Actually, maybe they do. LA is weird like that.

Also, there's Chuck Wein, played by Saturday Night Live alum Jimmy Fallon, whose star shone brightly for a few months following his retirement from SNL. Then both Taxi and Fever Pitch tanked commercially, and Fallon appeared to be poised to dry up and disappear. Just like Norm McDonald. Just like Chris Kattan. Just like dozens of other SNL players who've flamed out in the same way. Heck, it seems he's back on SNL every other week to cameo in some sketch or another, like those college grads who just can't seem to break away.

Now, most people either adore or despise Fallon, and I unabashedly fall into the former category, though with reservations about his complete inability to make it through any scene without starting to giggle and look at the camera (though I admit that, too, is part of his charm). But I've just got a tough time seeing him in this sort of artsy, Oscar-grubbing movie. Though apparently Wein originally met Sedgwick because he was the sort of guy who'd graduated from Cambridge a few years earlier, but was still bumming around town. Touché, casting.

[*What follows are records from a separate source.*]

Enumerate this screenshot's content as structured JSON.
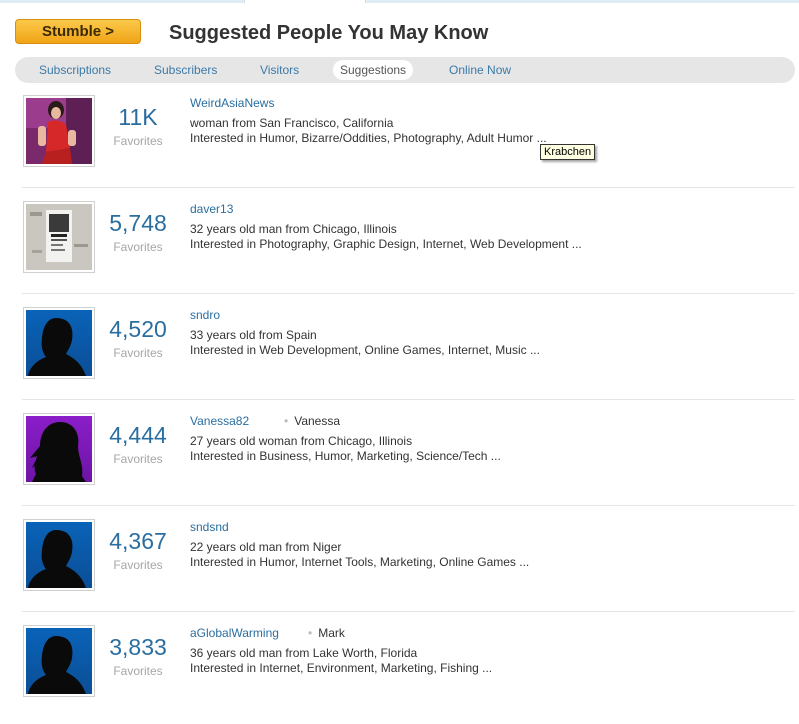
{
  "header": {
    "stumble_label": "Stumble >",
    "title": "Suggested People You May Know"
  },
  "tabs": [
    {
      "label": "Subscriptions",
      "active": false
    },
    {
      "label": "Subscribers",
      "active": false
    },
    {
      "label": "Visitors",
      "active": false
    },
    {
      "label": "Suggestions",
      "active": true
    },
    {
      "label": "Online Now",
      "active": false
    }
  ],
  "favorites_label": "Favorites",
  "people": [
    {
      "username": "WeirdAsiaNews",
      "real_name": "",
      "favorites": "11K",
      "line1": "woman from San Francisco, California",
      "line2": "Interested in Humor, Bizarre/Oddities, Photography, Adult Humor ...",
      "avatar": "photo-woman-red-dress"
    },
    {
      "username": "daver13",
      "real_name": "",
      "favorites": "5,748",
      "line1": "32 years old man from Chicago, Illinois",
      "line2": "Interested in Photography, Graphic Design, Internet, Web Development ...",
      "avatar": "photo-poster-wall"
    },
    {
      "username": "sndro",
      "real_name": "",
      "favorites": "4,520",
      "line1": "33 years old from Spain",
      "line2": "Interested in Web Development, Online Games, Internet, Music ...",
      "avatar": "silhouette-man-blue"
    },
    {
      "username": "Vanessa82",
      "real_name": "Vanessa",
      "favorites": "4,444",
      "line1": "27 years old woman from Chicago, Illinois",
      "line2": "Interested in Business, Humor, Marketing, Science/Tech ...",
      "avatar": "silhouette-woman-purple"
    },
    {
      "username": "sndsnd",
      "real_name": "",
      "favorites": "4,367",
      "line1": "22 years old man from Niger",
      "line2": "Interested in Humor, Internet Tools, Marketing, Online Games ...",
      "avatar": "silhouette-man-blue"
    },
    {
      "username": "aGlobalWarming",
      "real_name": "Mark",
      "favorites": "3,833",
      "line1": "36 years old man from Lake Worth, Florida",
      "line2": "Interested in Internet, Environment, Marketing, Fishing ...",
      "avatar": "silhouette-man-blue"
    }
  ],
  "tooltip": {
    "text": "Krabchen"
  },
  "colors": {
    "link": "#2a6ea0",
    "stumble_button": "#f5b22a",
    "tab_bar": "#e6e6e6",
    "favorites_label": "#a6a6a6"
  }
}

Finally, the stunner. Bob Dylan. Played by Hayden Christensen. Yes, that Hayden Christensen. Our beloved Anakin Skywalker is playing Bob Dylan.

I'm not even going to comment on it. Just think about it. Isn't that weird?

I'm sure some of you are curious by now, so here's a link to the trailer. Trust me, check it out. You'll be amazed. Hayden Christensen. It's really him.

Wednesday, January 03, 2007

Put a chicken on top of it.

Today we purchased a small candle holder at Marshall's to use in an interview set we were doing. The candle holder resembled an oil rig, or perhaps the Eiffel Tower, but it was very clearly, a candle holder. To make this matter even clearer, we also purchased a candle.

Here's a shot of the candle holder:

And here's a shot of the candle holder in action:

I give you these two images because I want you to understand why it struck me as funny when the checkout lady, a matronly woman in her forties, rang up the candle, grabbed the candle holder, looked at me, and said 'what the heck's this?'

'It's a candle holder. It's for the candle.'
'It looks like an oil rig.'
'Yeah, it does, that's why we like it. We also thought it looked a little like the Eiffel Tower.'
'Or an oil rig.'
'Yeah. Or an oil rig.'

The lady checked it through, handed it back to me, looked me in the eye, and said, 'It's a Texas thing. Put a chicken on top of it.'

I really, really, really don't know what that means.